"ng" is pronounced normally [ŋ], but for some people it becomes [ng] when followed by a vowel. What's the phonological rule about this? Is it a common feature of all dialects of English?
Basically, the rule is: when the ng comes at the end of a word, you do not pronounce the g (ŋ), and when it is in the middle of a word and followed by a vowel, you do pronounce the g (ŋɡ). The origin of this phonetic g-deletion is called Ng coalescence. However, some dialects treat two words (e.g. wrong of) as one (wrongof) and pronounce it accordingly. This is not normative pronunciation. In the linked article, Wikipedia lists some of the dialects in which it is common:

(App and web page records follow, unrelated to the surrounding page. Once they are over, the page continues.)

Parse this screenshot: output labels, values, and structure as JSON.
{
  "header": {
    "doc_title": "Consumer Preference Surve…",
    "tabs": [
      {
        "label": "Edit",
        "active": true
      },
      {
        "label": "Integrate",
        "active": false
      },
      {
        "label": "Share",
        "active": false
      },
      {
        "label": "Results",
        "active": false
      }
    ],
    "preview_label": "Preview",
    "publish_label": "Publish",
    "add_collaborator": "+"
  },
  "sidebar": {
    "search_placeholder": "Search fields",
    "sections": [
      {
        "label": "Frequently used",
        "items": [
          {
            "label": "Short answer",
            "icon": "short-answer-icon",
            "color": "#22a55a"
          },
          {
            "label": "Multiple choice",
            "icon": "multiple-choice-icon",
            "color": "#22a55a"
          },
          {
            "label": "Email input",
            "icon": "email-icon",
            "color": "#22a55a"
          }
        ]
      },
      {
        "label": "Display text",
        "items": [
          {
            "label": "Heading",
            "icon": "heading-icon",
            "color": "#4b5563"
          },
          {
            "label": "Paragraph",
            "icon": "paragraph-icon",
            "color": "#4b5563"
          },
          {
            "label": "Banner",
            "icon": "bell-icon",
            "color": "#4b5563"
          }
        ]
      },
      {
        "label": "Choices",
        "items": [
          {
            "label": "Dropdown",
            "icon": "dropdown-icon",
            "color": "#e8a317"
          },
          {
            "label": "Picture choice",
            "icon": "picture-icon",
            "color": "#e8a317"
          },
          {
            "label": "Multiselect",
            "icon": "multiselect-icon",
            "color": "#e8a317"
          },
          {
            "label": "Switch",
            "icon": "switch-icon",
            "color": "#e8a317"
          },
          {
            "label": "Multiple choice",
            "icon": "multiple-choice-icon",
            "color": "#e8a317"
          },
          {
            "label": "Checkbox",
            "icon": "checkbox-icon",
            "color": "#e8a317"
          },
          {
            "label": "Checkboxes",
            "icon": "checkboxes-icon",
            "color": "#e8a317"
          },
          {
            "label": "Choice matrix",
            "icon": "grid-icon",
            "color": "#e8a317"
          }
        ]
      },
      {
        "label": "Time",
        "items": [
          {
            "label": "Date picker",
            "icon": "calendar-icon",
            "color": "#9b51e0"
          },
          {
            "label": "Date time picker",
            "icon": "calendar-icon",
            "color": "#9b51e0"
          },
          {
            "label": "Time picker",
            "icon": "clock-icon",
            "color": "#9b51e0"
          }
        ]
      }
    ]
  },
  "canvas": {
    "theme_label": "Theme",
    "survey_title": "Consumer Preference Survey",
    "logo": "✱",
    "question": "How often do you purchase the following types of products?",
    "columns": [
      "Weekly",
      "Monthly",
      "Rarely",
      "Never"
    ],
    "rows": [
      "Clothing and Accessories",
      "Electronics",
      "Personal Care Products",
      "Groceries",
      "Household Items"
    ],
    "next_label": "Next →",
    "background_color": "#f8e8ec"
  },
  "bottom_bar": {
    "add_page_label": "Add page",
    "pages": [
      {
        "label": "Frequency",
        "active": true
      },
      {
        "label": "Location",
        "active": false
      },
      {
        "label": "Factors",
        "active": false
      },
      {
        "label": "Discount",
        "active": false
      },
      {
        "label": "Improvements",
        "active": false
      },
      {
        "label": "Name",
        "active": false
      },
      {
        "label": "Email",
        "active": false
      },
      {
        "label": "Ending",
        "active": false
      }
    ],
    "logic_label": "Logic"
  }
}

This is particularly associated with English English accents in an area of northern England and the Midlands, including the cities of Birmingham (see Brummie), Manchester, Liverpool (see Scouse), Sheffield and Stoke-on-Trent. It is also associated with some American English accents in the New York area.